The Flamer: they put everyone down. Updates insult, and comments are rude and dismissive. “Obama’s a douchebag!”
The Irrelevant: hard to define, really, but they tend to blather, often based on whatever synapse is misfiring in their brain at that moment. No one really knows what they’re on about, ever. And they don’t spell-check. “Tweeeeeet! Whasssup with that thang? Rolz to the hesmickie!”
The Un-filtered: there is no editing or attempt to balance what they say. Out it comes, as is. “All Germans are Nazis!” “You are a bad parent!” “I peed a little when I laughed!”

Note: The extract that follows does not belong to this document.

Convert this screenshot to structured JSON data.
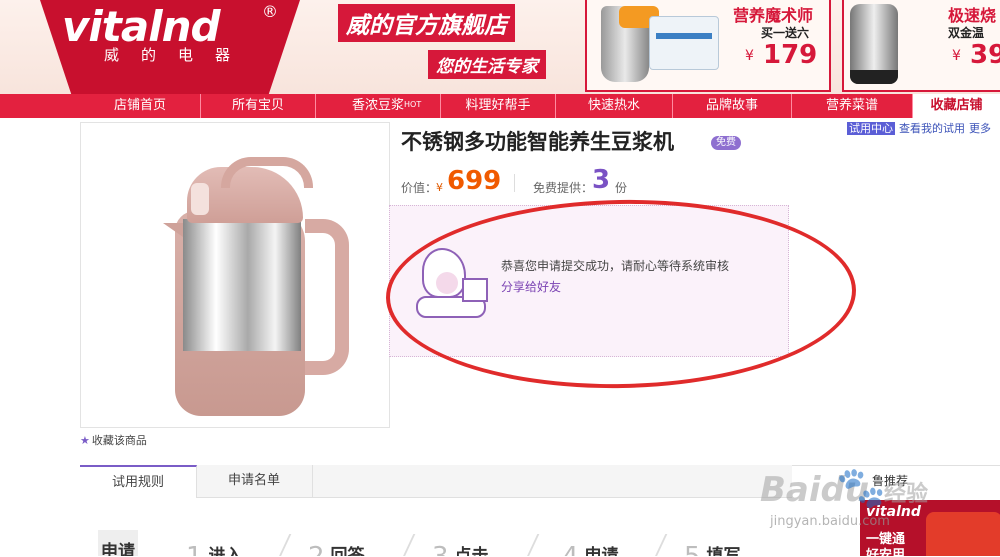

The Undertained: to their credit, they’re never bored. Everything draws their attention, and they always find it awesome. “Isn’t this kitten the bestest? Look at that baby-spit – sooooooooooo cute!”
The Prosthelytizer: every comment quotes scripture or contains an ejaculatory deity-reference so that no one could accuse them of ever being not faithful. “Eating lunch now, Lord Willing!” “You are such a child of God!” “It’s so sad that Obama is a baby-killing heathen, Mark 3:14!”
The Guilt-Tripper: you really don’t want to make a mistake. They’ll tell you. “So cute feeding your kids BBQ chicken from Costco. Love! I’m sure the growth hormones won’t hurt them for a long, long time!”
The Devil’s Advocate: always, always makes sure the counter-argument is presented. “Well, some studies show that the world has too many rainforests as it is, so…”
The Brain Dead: we all just hope that these people don’t reproduce. “What good is it to your four year old if the gun’s unloaded, am I right?” “Meth is the new Crack, am I right?”
The Wishful Thinker: they’re not young, but they think they can be. They’re the ones who still shop at teen clothing stores in their thirties and never seem to get that younger styles look better on younger/fitter bodies. Oh, and they post photos. “Yo, lookz at my thredz, peeps! I’m so gangsta. Like Tone Loc or Vanilla Ice, yo!”
The Puller: the creepy single person who is just looking for his next date. “Hey, I’m recently divorced too! Sure, bring your teenager along!”
The Granola: woe the day you talk about doing/saying/eating/wearing anything that is synthetic and/or less than 100% sustainable and fairly traded. Often make others uncomfortable by how good they’re being to the earth-Mother. “It’s like, why wouldn’t you wear hemp, am I right?” “I bought grandpa his first pair of Birks!”
The Jockstrap: every post or update is about sports. Every one. “24-hour NFL marathon starting in ten!” “That trade was so bogus – Tiger Woods still has a home run or two in him!” “I hate, with the very soul of my being, everyone other than (insert team name). Hate. Like I hate evil.”
The Seller: you are their target demographic, and all their updates link to products they’re selling or for which they receive cash for clicks. “I’m not kidding! 4 more inches! Click here!”
The Dirty: they say sexual things all the time, either directly or indirectly. Often they don’t realize that everyone else can see the porn phishing videos they clicked on. Whoops. “Today, I’m mounting the rack on my SUV! Get it? ‘Mounting’? It’s code for humping! And I said ‘rack’! Lol!”